**DATA:**
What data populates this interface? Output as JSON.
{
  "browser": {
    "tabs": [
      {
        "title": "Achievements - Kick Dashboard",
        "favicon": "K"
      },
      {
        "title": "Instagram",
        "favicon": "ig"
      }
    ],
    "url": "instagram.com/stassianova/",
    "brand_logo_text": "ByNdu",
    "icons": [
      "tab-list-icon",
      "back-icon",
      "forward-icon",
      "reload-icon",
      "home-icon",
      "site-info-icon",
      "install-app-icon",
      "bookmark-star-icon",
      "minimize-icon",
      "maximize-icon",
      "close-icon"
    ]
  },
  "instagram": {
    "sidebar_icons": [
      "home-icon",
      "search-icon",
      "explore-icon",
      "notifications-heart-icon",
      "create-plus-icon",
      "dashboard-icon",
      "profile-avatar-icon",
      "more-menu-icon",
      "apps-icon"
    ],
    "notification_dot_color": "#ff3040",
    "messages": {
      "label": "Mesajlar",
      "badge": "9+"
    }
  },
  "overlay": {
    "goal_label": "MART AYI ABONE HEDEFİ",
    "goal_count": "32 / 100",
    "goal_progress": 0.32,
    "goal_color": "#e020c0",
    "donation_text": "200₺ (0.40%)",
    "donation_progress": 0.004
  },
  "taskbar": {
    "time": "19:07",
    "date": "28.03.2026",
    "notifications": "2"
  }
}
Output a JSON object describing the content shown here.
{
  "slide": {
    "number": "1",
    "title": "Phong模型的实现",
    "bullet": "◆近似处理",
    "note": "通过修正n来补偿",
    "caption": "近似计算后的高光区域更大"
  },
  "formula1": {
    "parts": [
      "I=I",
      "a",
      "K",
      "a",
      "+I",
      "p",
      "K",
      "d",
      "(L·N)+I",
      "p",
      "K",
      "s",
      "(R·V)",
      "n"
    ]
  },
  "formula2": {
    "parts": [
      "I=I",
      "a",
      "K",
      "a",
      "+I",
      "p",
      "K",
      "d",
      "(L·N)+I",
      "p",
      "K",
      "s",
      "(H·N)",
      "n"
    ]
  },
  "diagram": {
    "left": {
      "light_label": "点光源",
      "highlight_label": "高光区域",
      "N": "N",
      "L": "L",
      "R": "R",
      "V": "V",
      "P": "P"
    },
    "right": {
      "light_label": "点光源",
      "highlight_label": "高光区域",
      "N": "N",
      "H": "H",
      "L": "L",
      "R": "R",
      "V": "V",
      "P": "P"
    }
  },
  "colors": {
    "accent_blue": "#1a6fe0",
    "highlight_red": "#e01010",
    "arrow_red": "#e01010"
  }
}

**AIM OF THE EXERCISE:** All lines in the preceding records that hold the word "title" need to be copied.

**ANSWER SPACE:**
        "title": "Achievements - Kick Dashboard",
        "title": "Instagram",
    "title": "Phong模型的实现",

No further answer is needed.